Volume of Essays | “Crime Victimisation in India”
November 18, 2022
A volume of essays titled “Crime Victimisation in India,” co-edited by NLSIU Vice-Chancellor Prof. Sudhir Krishnaswamy and Ph.D Scholar Varsha Aithala, has been published by Springer Nature. The volume forms a pioneering study of crime victimisation in India; conducts a rigorous empirical analysis of crime victimisation in India; and evaluates public perceptions of safety and security and performance of the police.
The volume is part of the book series “Springer Series on Asian Criminology and Criminal Justice Research (SSACCJR).”
About the Book Series
The series publishes both theoretical and empirical work along several themes in Asian Criminology, with a focus on research-level monographs and edited volumes. It aims to cover 4 main themes: the elaborations and adaptations of research models and established theories (established mainly by Western scholarship) to Asian contexts; an introduction of innovative concepts, theories and policies originating in Asian societies to Western audiences; and in-depth studies of particular Asian countries, as they reflect local traditions and cultures one hand, and a general understanding of criminal behavior or criminal justice, on the other.
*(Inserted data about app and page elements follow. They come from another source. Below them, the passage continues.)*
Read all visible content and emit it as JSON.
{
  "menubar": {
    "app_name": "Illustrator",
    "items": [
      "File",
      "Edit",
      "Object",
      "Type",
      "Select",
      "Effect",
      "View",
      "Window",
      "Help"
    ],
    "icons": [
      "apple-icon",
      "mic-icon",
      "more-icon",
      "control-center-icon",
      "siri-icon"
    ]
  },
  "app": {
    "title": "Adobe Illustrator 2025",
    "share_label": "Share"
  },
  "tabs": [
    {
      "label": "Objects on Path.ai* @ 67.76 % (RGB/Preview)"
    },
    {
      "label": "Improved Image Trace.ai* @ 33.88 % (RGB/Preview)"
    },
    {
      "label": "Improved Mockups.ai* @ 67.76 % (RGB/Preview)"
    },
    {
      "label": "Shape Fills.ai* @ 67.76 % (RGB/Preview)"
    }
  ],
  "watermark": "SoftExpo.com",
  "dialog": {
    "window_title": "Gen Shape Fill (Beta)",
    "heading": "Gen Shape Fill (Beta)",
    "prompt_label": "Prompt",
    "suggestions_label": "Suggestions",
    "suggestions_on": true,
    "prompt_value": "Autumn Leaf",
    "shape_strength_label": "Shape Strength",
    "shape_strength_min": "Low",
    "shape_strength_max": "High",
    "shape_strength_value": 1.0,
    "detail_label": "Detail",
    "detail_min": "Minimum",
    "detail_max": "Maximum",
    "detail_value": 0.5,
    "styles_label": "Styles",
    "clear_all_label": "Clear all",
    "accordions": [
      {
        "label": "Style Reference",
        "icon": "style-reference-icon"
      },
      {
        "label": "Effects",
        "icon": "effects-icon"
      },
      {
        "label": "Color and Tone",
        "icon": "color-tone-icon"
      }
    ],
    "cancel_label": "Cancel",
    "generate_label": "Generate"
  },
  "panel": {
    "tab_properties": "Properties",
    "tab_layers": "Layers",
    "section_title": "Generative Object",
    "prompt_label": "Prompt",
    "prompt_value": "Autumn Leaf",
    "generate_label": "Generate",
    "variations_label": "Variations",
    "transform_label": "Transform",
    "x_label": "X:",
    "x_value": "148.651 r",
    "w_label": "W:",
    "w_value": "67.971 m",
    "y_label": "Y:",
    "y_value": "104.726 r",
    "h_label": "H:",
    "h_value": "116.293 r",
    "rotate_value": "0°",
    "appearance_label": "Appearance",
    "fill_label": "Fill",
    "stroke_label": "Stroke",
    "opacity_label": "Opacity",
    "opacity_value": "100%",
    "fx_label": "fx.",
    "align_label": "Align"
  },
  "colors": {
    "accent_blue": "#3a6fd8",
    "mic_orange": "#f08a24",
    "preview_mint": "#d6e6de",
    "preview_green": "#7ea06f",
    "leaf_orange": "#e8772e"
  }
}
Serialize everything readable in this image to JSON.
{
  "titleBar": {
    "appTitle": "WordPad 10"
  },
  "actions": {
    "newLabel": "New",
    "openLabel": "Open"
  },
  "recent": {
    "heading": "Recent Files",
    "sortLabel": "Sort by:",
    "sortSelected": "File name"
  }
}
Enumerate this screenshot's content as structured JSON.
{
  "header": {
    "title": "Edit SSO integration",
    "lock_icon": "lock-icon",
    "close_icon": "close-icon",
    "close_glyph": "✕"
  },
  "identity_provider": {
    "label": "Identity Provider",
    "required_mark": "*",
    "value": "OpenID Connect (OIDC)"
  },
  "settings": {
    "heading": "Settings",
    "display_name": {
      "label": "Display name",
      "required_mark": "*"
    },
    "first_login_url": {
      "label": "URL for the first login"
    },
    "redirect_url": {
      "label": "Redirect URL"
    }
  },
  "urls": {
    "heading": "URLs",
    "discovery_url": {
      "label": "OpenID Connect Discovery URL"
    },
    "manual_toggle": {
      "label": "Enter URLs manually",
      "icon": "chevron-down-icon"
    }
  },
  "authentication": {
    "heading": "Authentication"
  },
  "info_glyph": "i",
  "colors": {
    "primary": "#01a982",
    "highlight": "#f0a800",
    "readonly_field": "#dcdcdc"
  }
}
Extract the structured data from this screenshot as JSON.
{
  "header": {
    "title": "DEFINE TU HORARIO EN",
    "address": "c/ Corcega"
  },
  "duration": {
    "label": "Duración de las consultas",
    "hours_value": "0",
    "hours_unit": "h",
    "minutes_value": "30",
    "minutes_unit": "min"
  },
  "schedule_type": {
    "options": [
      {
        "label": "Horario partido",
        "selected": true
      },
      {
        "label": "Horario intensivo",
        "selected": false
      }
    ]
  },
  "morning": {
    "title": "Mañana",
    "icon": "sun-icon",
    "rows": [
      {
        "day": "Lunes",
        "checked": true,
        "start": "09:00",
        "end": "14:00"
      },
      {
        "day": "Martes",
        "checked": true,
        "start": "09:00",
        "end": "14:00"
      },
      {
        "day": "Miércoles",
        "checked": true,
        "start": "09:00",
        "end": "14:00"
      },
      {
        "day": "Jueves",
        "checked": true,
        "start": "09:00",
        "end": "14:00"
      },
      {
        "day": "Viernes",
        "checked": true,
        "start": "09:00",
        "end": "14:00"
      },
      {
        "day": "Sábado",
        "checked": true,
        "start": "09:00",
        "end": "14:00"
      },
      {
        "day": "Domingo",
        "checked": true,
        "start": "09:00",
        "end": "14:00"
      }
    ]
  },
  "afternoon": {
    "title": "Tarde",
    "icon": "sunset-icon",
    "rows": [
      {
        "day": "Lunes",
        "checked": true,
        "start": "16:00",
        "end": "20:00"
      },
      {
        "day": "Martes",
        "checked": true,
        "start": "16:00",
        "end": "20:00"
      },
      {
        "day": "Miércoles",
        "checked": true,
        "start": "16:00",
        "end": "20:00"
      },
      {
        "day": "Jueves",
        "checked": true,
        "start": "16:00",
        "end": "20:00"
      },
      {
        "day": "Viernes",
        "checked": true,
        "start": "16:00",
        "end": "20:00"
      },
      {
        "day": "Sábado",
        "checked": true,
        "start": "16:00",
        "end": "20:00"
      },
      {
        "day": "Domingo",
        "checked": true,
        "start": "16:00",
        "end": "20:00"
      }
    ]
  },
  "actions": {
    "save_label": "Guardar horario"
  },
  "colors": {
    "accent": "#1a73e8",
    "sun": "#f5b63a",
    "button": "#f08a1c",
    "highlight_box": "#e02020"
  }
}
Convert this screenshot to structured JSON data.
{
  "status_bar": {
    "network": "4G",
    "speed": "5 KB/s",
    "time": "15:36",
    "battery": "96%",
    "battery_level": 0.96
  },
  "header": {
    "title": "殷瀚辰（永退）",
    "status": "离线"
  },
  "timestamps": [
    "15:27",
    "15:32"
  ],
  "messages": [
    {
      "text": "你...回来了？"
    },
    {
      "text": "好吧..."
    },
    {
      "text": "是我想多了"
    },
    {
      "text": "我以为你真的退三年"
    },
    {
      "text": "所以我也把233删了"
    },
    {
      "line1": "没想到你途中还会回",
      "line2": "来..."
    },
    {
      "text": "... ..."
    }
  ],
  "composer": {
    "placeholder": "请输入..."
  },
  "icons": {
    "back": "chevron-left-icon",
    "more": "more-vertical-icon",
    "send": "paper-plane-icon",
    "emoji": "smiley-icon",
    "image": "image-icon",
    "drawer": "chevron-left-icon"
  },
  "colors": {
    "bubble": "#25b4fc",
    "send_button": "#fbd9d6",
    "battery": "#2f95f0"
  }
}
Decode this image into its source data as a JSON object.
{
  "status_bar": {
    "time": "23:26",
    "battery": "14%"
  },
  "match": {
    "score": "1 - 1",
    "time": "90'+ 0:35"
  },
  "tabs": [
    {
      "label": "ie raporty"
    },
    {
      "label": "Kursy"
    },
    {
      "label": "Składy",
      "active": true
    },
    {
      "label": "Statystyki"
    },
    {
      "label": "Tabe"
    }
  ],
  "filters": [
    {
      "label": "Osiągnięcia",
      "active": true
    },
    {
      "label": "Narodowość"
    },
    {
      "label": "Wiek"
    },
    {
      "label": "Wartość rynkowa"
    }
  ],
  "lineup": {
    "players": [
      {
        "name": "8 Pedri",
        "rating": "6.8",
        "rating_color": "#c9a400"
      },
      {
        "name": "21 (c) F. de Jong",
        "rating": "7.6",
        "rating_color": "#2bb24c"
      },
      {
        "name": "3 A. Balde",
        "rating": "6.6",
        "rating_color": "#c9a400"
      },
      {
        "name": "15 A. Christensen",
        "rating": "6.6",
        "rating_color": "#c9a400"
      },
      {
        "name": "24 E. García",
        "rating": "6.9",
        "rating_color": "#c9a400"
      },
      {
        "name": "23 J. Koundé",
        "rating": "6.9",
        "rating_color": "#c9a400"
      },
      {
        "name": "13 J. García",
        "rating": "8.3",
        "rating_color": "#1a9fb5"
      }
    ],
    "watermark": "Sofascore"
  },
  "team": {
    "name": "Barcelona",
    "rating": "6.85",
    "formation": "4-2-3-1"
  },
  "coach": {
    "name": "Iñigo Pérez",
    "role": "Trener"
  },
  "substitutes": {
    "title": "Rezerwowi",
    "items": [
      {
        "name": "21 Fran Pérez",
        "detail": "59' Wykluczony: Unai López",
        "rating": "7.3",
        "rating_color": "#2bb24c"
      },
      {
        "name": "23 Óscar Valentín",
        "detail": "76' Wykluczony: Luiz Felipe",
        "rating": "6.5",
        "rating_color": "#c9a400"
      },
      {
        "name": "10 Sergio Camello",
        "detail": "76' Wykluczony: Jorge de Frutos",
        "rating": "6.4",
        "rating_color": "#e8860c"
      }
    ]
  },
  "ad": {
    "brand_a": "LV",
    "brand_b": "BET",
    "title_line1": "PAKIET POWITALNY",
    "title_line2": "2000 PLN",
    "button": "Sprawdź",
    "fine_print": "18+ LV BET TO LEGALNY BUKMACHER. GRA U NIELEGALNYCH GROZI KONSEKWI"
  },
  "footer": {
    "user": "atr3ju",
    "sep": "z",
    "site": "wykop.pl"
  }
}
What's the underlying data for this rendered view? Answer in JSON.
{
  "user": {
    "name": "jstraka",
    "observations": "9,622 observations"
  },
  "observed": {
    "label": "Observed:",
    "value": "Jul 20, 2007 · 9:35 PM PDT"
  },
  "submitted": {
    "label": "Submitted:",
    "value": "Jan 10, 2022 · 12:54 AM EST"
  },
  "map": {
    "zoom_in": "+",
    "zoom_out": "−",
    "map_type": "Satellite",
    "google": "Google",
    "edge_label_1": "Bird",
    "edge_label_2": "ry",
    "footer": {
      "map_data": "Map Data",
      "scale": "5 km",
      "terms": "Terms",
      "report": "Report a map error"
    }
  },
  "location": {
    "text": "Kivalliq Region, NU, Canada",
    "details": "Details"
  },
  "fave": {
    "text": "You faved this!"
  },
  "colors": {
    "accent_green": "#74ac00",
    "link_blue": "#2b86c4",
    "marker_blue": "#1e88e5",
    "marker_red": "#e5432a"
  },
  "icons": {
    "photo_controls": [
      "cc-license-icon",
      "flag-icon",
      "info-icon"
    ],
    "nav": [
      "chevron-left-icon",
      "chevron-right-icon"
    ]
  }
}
It will feature authors from any country of origin doing research about or pertaining to Asian countries.
A primal goal of state building is the establishment of conditions of safety for residents. This creates conditions for individuals to explore the world and engage in creativity and leadership, across all walks of life from economics to politics, thus positively impacting upon the culture. The criminal justice system is the state-run institutional arrangement which is tasked with creating these conditions of safety of individuals. Traditionally, policy thinking on the criminal justice system has emphasised inputs (expenditures, recruitment) and outputs (trials, prisoners). As with other elements of public policy, it is important to measure outcomes: the safety as seen by residents. Crime victimisation surveys are the fundamental building block of the criminal justice system which deliver outcomes measurement. A regular programme of such measurement can feed back into improved working of the criminal justice system, and the analysis of the causes and consequences of personal safety.
To access this volume, click here.